**EXERCISE GOAL**:
Out of the lines below, please list those that hold the string "have".

Saved data entries
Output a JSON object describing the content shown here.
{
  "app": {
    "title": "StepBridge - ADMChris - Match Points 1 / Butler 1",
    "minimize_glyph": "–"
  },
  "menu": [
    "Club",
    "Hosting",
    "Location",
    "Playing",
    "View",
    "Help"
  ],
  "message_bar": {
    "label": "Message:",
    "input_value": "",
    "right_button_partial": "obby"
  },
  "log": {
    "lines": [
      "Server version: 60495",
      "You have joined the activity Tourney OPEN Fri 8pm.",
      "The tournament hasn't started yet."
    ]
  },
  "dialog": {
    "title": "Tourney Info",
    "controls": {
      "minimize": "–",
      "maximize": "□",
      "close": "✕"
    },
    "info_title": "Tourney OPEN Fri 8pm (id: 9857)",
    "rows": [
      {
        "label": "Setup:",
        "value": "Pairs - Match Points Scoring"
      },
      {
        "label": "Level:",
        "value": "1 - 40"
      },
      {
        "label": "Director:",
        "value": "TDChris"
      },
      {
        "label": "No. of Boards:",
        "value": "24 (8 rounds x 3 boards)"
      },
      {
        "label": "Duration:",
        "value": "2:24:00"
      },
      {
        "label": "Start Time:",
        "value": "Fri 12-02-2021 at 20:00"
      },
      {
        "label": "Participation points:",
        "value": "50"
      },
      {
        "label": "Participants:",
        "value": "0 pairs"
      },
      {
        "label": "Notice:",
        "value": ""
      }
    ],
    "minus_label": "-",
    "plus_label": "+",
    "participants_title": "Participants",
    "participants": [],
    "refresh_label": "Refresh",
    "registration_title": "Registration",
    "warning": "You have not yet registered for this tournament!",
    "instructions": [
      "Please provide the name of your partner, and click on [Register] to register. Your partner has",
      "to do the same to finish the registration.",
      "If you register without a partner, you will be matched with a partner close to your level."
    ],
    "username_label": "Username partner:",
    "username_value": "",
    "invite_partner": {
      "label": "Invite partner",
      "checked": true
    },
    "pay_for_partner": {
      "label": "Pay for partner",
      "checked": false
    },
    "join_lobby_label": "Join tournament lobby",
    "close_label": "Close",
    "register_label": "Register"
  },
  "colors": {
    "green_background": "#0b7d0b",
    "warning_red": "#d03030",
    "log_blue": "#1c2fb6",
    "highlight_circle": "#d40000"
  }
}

**FINISHED EXERCISE**:
      "You have joined the activity Tourney OPEN Fri 8pm.",
    "warning": "You have not yet registered for this tournament!",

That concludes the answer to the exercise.